With the Lumia 640, Microsoft has held true to one of the proudest traditions of the 600 range: a healthy processor. Purring away under the hood of the polycarbonate slab is a quad-core Qualcomm Snapdragon 400 processor, clocked at 1.2 GHz. This is the very same processor found in the Moto G (2013), and as such is a tried and true performer.
I found that swiping around the OS was a pleasant experience. The usability of Windows Phone at the lower end of the price spectrum has often been touted as excellent. Approximately 50% of this general impression is based in reality – in my experience the operating system masks app loading times with myriad animations.
As such, it is a pleasure to say that, on the Microsoft Lumia 640, I did not find this to be the case. The best test of OS responsiveness is a measure of the 'app rehydration', or app refresh times when multi-tasking.
When loading apps such as Spotify from sleep, there was functionally no delay, whereas on a device such as the Nokia Lumia 540, this could easily be upwards of five seconds. The Lumia 640 is a scorcher, at least when swiping around.
Happily, this general level of performance continued into gaming performance. Whatever I threw at it, the device mostly took it in its stride. Games such as Subway Surfers, Sparkle 2 and Timberman ran without a hitch.
Though Windows Phone has often lagged behind in the processor department when compared to supercharged Android phones such as the Samsung Galaxy S6 and the HTC One M9, at least in the budget range Microsoft appears keen to catch up.
To put it simply, the battery life of the Microsoft Lumia 640 is excellent.

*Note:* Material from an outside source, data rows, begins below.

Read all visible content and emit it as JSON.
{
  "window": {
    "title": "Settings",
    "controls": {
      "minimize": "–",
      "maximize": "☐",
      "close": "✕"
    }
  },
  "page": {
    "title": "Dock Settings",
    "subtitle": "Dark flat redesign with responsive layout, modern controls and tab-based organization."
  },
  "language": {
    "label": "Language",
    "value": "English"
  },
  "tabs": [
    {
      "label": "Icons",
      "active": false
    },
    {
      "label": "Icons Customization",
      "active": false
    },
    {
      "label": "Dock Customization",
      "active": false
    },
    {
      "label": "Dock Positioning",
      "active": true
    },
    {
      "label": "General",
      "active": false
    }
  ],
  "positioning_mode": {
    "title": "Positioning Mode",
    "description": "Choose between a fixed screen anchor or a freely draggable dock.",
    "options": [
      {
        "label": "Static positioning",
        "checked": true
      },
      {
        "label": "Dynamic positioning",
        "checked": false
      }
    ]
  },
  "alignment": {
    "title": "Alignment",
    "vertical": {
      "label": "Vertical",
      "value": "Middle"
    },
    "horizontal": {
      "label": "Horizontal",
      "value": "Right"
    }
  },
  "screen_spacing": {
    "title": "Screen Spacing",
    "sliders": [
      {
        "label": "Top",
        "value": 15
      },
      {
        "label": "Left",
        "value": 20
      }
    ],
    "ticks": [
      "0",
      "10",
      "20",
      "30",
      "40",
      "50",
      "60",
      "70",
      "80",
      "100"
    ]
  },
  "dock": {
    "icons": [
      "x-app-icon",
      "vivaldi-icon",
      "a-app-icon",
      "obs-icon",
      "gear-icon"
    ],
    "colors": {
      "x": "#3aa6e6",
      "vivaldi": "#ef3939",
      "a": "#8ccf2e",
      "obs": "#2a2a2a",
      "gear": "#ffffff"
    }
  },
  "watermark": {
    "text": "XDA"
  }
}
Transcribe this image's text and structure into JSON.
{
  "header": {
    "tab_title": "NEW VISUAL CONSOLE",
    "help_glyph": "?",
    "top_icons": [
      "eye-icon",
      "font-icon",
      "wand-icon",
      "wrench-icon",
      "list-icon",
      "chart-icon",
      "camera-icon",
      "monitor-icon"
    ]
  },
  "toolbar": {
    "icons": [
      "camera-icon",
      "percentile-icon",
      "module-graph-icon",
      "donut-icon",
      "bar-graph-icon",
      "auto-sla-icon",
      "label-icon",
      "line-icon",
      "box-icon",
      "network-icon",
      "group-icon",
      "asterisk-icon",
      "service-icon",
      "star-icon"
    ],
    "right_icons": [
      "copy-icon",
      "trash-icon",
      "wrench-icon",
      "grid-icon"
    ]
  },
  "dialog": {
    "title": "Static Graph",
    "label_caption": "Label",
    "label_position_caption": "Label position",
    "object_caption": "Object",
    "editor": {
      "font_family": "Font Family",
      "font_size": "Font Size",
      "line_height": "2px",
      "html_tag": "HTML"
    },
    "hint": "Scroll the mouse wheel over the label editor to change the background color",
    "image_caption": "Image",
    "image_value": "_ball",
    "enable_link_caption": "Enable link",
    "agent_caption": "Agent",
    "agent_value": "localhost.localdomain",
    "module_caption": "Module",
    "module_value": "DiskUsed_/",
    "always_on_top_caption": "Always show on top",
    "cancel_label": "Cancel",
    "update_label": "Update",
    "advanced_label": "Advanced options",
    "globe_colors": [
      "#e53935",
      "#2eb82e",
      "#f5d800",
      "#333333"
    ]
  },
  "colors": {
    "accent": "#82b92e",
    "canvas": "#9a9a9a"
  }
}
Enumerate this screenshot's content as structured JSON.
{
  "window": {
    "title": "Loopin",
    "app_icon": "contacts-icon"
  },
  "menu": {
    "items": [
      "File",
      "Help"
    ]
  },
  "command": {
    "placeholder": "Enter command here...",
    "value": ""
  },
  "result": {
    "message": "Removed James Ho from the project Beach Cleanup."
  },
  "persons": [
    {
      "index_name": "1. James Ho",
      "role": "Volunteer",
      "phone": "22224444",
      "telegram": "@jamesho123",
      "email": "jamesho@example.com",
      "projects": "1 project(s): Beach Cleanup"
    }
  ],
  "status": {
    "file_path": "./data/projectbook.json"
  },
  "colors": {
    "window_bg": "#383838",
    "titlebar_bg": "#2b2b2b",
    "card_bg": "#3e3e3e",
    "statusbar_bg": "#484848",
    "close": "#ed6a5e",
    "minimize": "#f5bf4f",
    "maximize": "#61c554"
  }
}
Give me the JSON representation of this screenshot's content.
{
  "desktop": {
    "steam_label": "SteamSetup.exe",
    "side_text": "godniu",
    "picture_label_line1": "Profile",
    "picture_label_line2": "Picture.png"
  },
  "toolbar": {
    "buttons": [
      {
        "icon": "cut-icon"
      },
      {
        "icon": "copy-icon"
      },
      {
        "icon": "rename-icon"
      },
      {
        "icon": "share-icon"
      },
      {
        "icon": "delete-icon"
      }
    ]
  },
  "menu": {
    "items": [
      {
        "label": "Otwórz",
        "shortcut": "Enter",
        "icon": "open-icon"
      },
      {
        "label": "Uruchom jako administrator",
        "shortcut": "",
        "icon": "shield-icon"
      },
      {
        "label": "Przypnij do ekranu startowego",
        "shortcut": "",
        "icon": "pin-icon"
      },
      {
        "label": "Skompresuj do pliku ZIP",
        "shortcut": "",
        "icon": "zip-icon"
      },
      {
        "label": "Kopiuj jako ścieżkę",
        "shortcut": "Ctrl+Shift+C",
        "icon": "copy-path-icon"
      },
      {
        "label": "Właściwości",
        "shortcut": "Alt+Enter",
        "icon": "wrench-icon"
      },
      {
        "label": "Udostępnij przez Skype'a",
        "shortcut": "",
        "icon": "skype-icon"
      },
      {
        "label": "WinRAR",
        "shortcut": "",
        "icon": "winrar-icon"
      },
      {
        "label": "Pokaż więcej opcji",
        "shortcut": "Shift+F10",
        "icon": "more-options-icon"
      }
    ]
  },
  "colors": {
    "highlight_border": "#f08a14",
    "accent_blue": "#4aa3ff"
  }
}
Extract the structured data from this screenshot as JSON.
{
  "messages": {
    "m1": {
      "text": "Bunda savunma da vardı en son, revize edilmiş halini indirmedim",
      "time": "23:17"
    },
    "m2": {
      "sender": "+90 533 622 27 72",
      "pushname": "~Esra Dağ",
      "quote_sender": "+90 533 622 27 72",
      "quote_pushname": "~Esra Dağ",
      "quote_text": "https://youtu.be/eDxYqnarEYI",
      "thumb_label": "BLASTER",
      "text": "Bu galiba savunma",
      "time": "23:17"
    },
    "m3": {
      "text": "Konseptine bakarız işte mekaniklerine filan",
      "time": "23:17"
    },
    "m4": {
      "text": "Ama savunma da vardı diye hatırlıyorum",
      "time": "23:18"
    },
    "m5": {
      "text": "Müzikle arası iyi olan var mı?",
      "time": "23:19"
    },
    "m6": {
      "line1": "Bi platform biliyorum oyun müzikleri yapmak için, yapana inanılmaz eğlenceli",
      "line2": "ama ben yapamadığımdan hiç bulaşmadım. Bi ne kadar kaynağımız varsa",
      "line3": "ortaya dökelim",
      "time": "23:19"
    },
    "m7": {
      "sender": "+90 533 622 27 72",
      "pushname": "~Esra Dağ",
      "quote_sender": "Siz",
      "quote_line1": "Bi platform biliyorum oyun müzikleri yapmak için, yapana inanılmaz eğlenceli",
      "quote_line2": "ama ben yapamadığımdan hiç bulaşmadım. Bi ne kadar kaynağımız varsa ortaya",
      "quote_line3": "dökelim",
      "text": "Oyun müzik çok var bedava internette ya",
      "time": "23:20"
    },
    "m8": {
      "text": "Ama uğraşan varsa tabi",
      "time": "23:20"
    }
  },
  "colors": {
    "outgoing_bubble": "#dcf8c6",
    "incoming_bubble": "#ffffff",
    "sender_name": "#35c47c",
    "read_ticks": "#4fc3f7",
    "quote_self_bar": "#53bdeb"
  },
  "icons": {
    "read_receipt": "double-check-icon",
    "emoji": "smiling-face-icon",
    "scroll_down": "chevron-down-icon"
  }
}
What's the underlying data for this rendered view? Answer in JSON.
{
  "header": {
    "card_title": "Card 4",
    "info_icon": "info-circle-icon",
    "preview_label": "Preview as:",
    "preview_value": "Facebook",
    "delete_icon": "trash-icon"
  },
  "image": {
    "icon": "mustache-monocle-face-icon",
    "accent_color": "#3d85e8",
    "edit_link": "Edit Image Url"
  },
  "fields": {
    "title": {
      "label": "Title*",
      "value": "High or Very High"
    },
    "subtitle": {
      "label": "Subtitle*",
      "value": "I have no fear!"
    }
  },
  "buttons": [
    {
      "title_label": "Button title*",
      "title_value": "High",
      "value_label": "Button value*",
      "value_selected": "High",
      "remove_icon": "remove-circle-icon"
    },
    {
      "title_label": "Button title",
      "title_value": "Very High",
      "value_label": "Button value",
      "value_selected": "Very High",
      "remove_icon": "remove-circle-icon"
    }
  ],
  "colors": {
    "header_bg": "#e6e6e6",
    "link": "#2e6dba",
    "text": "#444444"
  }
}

With a relatively low-resolution display, a power-sipping processor and the efficient Windows Phone OS, the ingredients were all there for the success of the Lumia 640.
When matched with a large 2500mAh unit, all of these factors virtually guarantee that the device will last comfortably through a long day of work and play.
Unplugging the device at around 7:30am, listening to a few hours of Spotify, catching up with a few shows on BBC iPlayer Radio, browsing the internet for around an hour on HSDPA+ and whiling away dull moments with a little gaming saw the battery drop to around 45% by 6pm.
Leaving the device unplugged throughout the night, I saw a further 2% drop, leaving ample charge for the next day.
In all, regardless of your use case, this device has great battery life. And, as a bonus for those who travel frequently, and power users, it is removable, allowing for 'hot-swapping' a new unit in to top things up.
To help last through the day, Windows Phone comes bundled with a battery saver app, which comes with a powerful power-saving option. When activated, this allows background tasks to be shut down completely, except for whatever app is being used directly, limiting connectivity significantly, but proving useful in a pinch.
For me, activating this option dependably added around two to three hours to battery time. Typically, this gave an estimated 28 hours of power, and with power saver it increased to 31. Though it doesn't include any fancy greyscale power-saving options, as found on the Samsung Galaxy S6, this is a dependable and practical alternative.
Overall, I was very pleased with the battery life of the Microsoft Lumia 640 LTE. I came to the device with high expectations, given its screen, processor and the size of its battery unit, and yet was pleasantly surprised.